*What to work on:*
Each entry below should be echoed exactly, with pictures omitted.

*Material shown:*
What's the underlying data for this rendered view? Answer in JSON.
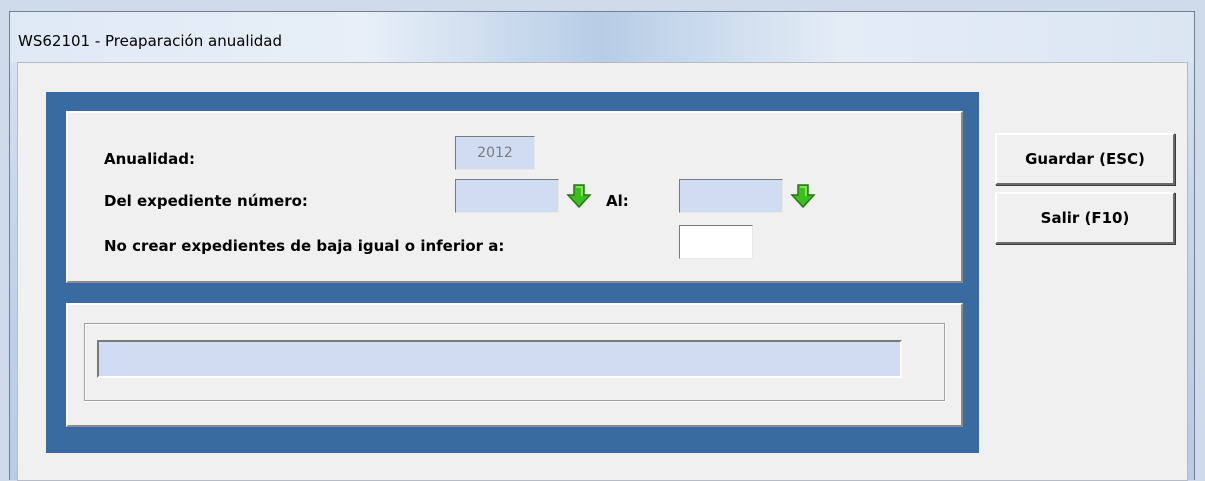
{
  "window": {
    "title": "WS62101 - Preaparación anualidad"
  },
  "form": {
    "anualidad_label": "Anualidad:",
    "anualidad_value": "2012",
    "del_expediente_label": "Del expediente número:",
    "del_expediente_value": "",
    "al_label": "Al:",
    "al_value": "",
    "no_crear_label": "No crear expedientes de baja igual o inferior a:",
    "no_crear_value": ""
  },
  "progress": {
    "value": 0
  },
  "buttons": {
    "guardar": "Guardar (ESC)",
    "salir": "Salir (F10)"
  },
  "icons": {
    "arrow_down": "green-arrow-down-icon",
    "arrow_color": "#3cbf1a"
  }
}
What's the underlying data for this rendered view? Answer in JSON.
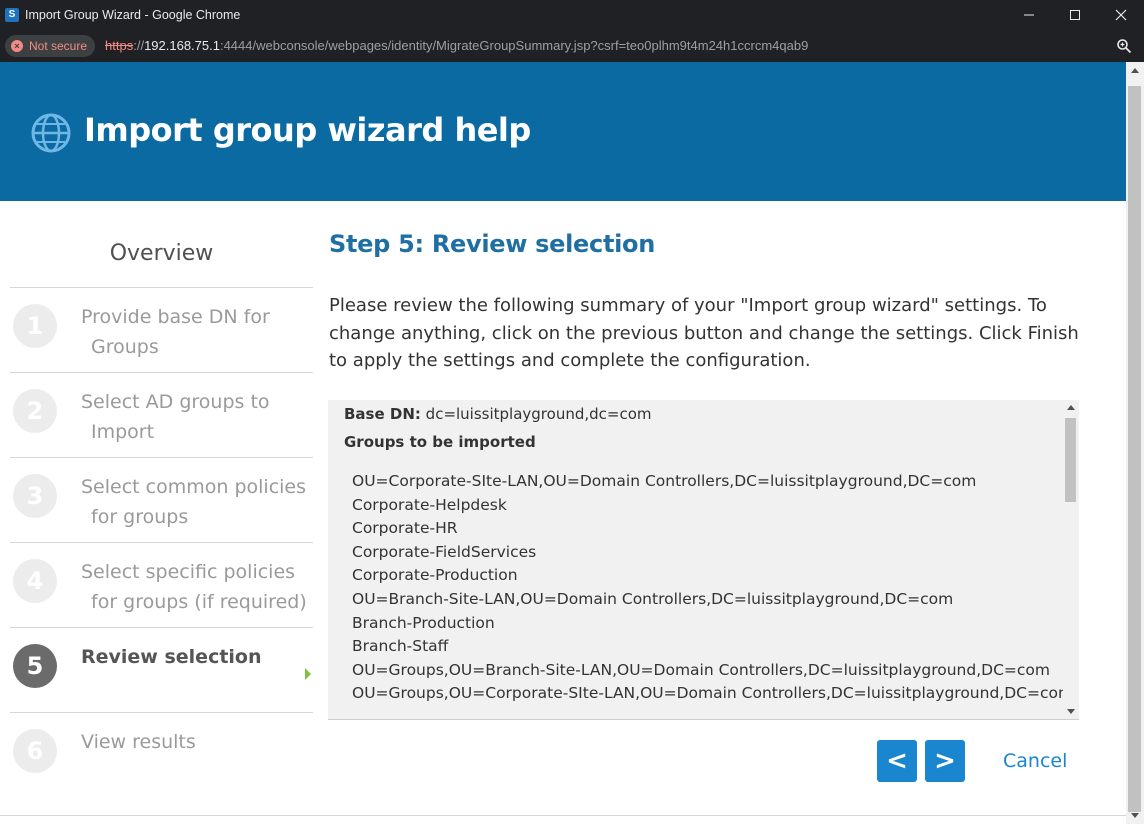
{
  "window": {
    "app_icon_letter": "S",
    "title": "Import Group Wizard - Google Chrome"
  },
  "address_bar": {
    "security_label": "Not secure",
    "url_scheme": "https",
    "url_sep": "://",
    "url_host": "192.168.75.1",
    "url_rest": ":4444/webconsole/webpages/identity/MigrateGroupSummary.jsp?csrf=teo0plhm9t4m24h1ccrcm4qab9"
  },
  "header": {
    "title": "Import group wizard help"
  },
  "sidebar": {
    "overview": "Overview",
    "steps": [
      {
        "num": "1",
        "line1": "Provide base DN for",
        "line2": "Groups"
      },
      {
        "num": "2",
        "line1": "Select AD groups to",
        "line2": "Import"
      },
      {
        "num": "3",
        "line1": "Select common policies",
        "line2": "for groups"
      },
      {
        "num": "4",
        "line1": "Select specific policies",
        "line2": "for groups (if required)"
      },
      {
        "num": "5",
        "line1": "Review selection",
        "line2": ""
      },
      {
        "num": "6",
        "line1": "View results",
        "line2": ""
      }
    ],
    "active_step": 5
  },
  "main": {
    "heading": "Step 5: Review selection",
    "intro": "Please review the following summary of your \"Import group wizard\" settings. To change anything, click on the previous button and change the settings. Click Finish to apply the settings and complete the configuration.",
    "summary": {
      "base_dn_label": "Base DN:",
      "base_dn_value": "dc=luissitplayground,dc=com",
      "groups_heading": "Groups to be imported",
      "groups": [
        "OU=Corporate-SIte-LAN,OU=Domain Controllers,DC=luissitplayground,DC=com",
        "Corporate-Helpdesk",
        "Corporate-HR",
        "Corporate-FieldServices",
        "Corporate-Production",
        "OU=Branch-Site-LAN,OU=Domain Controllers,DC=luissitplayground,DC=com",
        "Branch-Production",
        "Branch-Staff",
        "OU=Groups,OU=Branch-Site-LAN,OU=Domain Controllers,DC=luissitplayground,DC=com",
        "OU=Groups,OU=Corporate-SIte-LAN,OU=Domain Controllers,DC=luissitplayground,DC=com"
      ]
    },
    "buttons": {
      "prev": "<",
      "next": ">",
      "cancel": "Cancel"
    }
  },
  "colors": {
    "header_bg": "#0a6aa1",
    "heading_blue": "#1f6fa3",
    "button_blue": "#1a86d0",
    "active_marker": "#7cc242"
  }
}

*Task answer:*
What's the underlying data for this rendered view? Answer in JSON.
{
  "window": {
    "title": "WS62101 - Preaparación anualidad"
  },
  "form": {
    "anualidad_label": "Anualidad:",
    "anualidad_value": "2012",
    "del_expediente_label": "Del expediente número:",
    "del_expediente_value": "",
    "al_label": "Al:",
    "al_value": "",
    "no_crear_label": "No crear expedientes de baja igual o inferior a:",
    "no_crear_value": ""
  },
  "progress": {
    "value": 0
  },
  "buttons": {
    "guardar": "Guardar (ESC)",
    "salir": "Salir (F10)"
  },
  "icons": {
    "arrow_down": "green-arrow-down-icon",
    "arrow_color": "#3cbf1a"
  }
}
What's the underlying data for this rendered view? Answer in JSON.
{
  "window": {
    "app_icon_letter": "S",
    "title": "Import Group Wizard - Google Chrome"
  },
  "address_bar": {
    "security_label": "Not secure",
    "url_scheme": "https",
    "url_sep": "://",
    "url_host": "192.168.75.1",
    "url_rest": ":4444/webconsole/webpages/identity/MigrateGroupSummary.jsp?csrf=teo0plhm9t4m24h1ccrcm4qab9"
  },
  "header": {
    "title": "Import group wizard help"
  },
  "sidebar": {
    "overview": "Overview",
    "steps": [
      {
        "num": "1",
        "line1": "Provide base DN for",
        "line2": "Groups"
      },
      {
        "num": "2",
        "line1": "Select AD groups to",
        "line2": "Import"
      },
      {
        "num": "3",
        "line1": "Select common policies",
        "line2": "for groups"
      },
      {
        "num": "4",
        "line1": "Select specific policies",
        "line2": "for groups (if required)"
      },
      {
        "num": "5",
        "line1": "Review selection",
        "line2": ""
      },
      {
        "num": "6",
        "line1": "View results",
        "line2": ""
      }
    ],
    "active_step": 5
  },
  "main": {
    "heading": "Step 5: Review selection",
    "intro": "Please review the following summary of your \"Import group wizard\" settings. To change anything, click on the previous button and change the settings. Click Finish to apply the settings and complete the configuration.",
    "summary": {
      "base_dn_label": "Base DN:",
      "base_dn_value": "dc=luissitplayground,dc=com",
      "groups_heading": "Groups to be imported",
      "groups": [
        "OU=Corporate-SIte-LAN,OU=Domain Controllers,DC=luissitplayground,DC=com",
        "Corporate-Helpdesk",
        "Corporate-HR",
        "Corporate-FieldServices",
        "Corporate-Production",
        "OU=Branch-Site-LAN,OU=Domain Controllers,DC=luissitplayground,DC=com",
        "Branch-Production",
        "Branch-Staff",
        "OU=Groups,OU=Branch-Site-LAN,OU=Domain Controllers,DC=luissitplayground,DC=com",
        "OU=Groups,OU=Corporate-SIte-LAN,OU=Domain Controllers,DC=luissitplayground,DC=com"
      ]
    },
    "buttons": {
      "prev": "<",
      "next": ">",
      "cancel": "Cancel"
    }
  },
  "colors": {
    "header_bg": "#0a6aa1",
    "heading_blue": "#1f6fa3",
    "button_blue": "#1a86d0",
    "active_marker": "#7cc242"
  }
}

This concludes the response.